> Exercise objective
Set down each line of the data below exactly as it stands, dropping the pictures.

Data records:

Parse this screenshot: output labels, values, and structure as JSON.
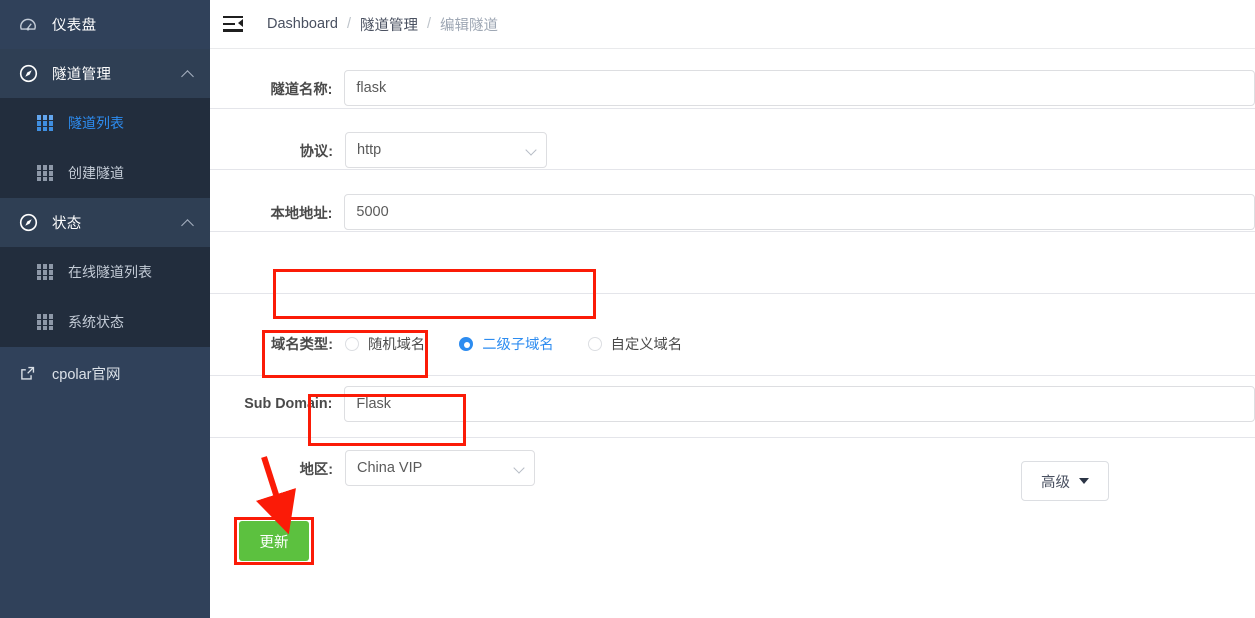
{
  "sidebar": {
    "items": [
      {
        "label": "仪表盘",
        "icon": "dashboard-icon",
        "type": "link"
      },
      {
        "label": "隧道管理",
        "icon": "compass-icon",
        "type": "group",
        "expanded": true,
        "children": [
          {
            "label": "隧道列表",
            "icon": "table-icon",
            "active": true
          },
          {
            "label": "创建隧道",
            "icon": "table-icon",
            "active": false
          }
        ]
      },
      {
        "label": "状态",
        "icon": "compass-icon",
        "type": "group",
        "expanded": true,
        "children": [
          {
            "label": "在线隧道列表",
            "icon": "table-icon",
            "active": false
          },
          {
            "label": "系统状态",
            "icon": "table-icon",
            "active": false
          }
        ]
      },
      {
        "label": "cpolar官网",
        "icon": "external-link-icon",
        "type": "external"
      }
    ]
  },
  "topbar": {
    "menu_toggle_icon": "menu-fold-icon",
    "breadcrumb": [
      {
        "label": "Dashboard",
        "current": false
      },
      {
        "label": "隧道管理",
        "current": false
      },
      {
        "label": "编辑隧道",
        "current": true
      }
    ],
    "separator": "/"
  },
  "form": {
    "tunnel_name": {
      "label": "隧道名称:",
      "value": "flask",
      "placeholder": ""
    },
    "protocol": {
      "label": "协议:",
      "value": "http",
      "icon": "chevron-down-icon"
    },
    "local_addr": {
      "label": "本地地址:",
      "value": "5000",
      "placeholder": ""
    },
    "domain_type": {
      "label": "域名类型:",
      "options": [
        {
          "label": "随机域名",
          "selected": false
        },
        {
          "label": "二级子域名",
          "selected": true
        },
        {
          "label": "自定义域名",
          "selected": false
        }
      ]
    },
    "sub_domain": {
      "label": "Sub Domain:",
      "value": "Flask",
      "placeholder": ""
    },
    "region": {
      "label": "地区:",
      "value": "China VIP",
      "icon": "chevron-down-icon"
    },
    "advanced_button": {
      "label": "高级",
      "icon": "caret-down-icon"
    },
    "submit_button": {
      "label": "更新"
    }
  },
  "annotations": {
    "highlight_color": "#fb1b07",
    "arrow_color": "#fb1b07",
    "boxes": [
      "domain-type-row",
      "sub-domain-row",
      "region-row",
      "submit-button"
    ],
    "arrow": "points-to-submit-button"
  },
  "colors": {
    "sidebar_bg": "#30415a",
    "sidebar_submenu_bg": "#222d3d",
    "accent_blue": "#2d8cf0",
    "submit_green": "#5cc13f",
    "annotation_red": "#fb1b07"
  }
}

> Result for this task
Parse this screenshot: output labels, values, and structure as JSON.
{
  "sidebar": {
    "items": [
      {
        "label": "仪表盘",
        "icon": "dashboard-icon",
        "type": "link"
      },
      {
        "label": "隧道管理",
        "icon": "compass-icon",
        "type": "group",
        "expanded": true,
        "children": [
          {
            "label": "隧道列表",
            "icon": "table-icon",
            "active": true
          },
          {
            "label": "创建隧道",
            "icon": "table-icon",
            "active": false
          }
        ]
      },
      {
        "label": "状态",
        "icon": "compass-icon",
        "type": "group",
        "expanded": true,
        "children": [
          {
            "label": "在线隧道列表",
            "icon": "table-icon",
            "active": false
          },
          {
            "label": "系统状态",
            "icon": "table-icon",
            "active": false
          }
        ]
      },
      {
        "label": "cpolar官网",
        "icon": "external-link-icon",
        "type": "external"
      }
    ]
  },
  "topbar": {
    "menu_toggle_icon": "menu-fold-icon",
    "breadcrumb": [
      {
        "label": "Dashboard",
        "current": false
      },
      {
        "label": "隧道管理",
        "current": false
      },
      {
        "label": "编辑隧道",
        "current": true
      }
    ],
    "separator": "/"
  },
  "form": {
    "tunnel_name": {
      "label": "隧道名称:",
      "value": "flask",
      "placeholder": ""
    },
    "protocol": {
      "label": "协议:",
      "value": "http",
      "icon": "chevron-down-icon"
    },
    "local_addr": {
      "label": "本地地址:",
      "value": "5000",
      "placeholder": ""
    },
    "domain_type": {
      "label": "域名类型:",
      "options": [
        {
          "label": "随机域名",
          "selected": false
        },
        {
          "label": "二级子域名",
          "selected": true
        },
        {
          "label": "自定义域名",
          "selected": false
        }
      ]
    },
    "sub_domain": {
      "label": "Sub Domain:",
      "value": "Flask",
      "placeholder": ""
    },
    "region": {
      "label": "地区:",
      "value": "China VIP",
      "icon": "chevron-down-icon"
    },
    "advanced_button": {
      "label": "高级",
      "icon": "caret-down-icon"
    },
    "submit_button": {
      "label": "更新"
    }
  },
  "annotations": {
    "highlight_color": "#fb1b07",
    "arrow_color": "#fb1b07",
    "boxes": [
      "domain-type-row",
      "sub-domain-row",
      "region-row",
      "submit-button"
    ],
    "arrow": "points-to-submit-button"
  },
  "colors": {
    "sidebar_bg": "#30415a",
    "sidebar_submenu_bg": "#222d3d",
    "accent_blue": "#2d8cf0",
    "submit_green": "#5cc13f",
    "annotation_red": "#fb1b07"
  }
}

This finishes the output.